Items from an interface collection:
--------------------------------

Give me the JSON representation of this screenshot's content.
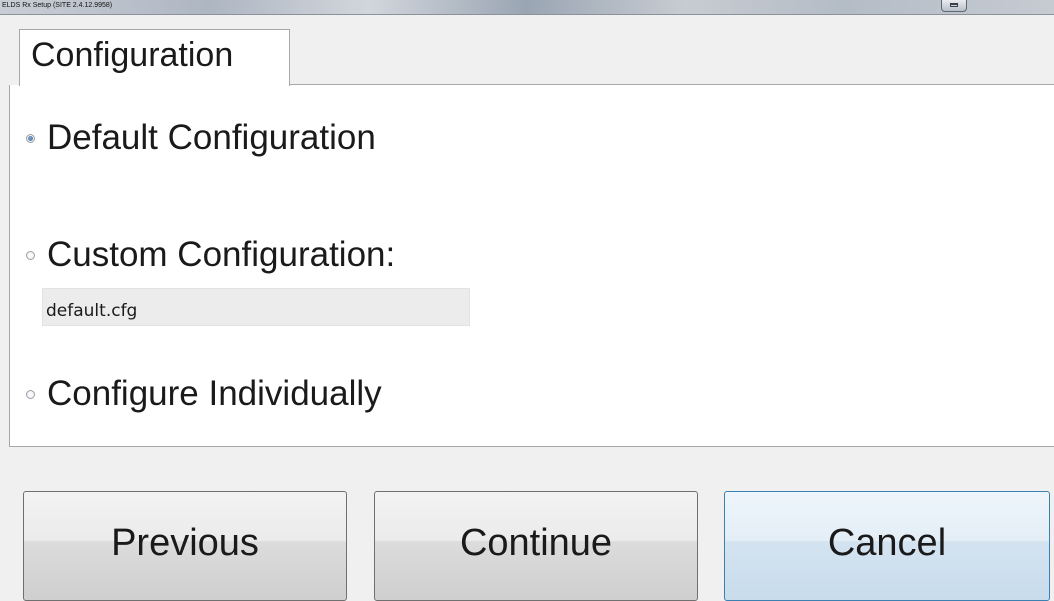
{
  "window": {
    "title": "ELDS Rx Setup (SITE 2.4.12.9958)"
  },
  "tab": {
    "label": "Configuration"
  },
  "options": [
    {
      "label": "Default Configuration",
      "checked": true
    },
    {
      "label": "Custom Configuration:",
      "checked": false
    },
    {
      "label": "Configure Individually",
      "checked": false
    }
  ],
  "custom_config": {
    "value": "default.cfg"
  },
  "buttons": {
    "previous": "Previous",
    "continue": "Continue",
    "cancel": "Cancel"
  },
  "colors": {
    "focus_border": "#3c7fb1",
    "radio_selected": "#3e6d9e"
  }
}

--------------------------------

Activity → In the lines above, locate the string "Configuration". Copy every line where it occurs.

Exercise answer →
    "label": "Configuration"
      "label": "Default Configuration",
      "label": "Custom Configuration:",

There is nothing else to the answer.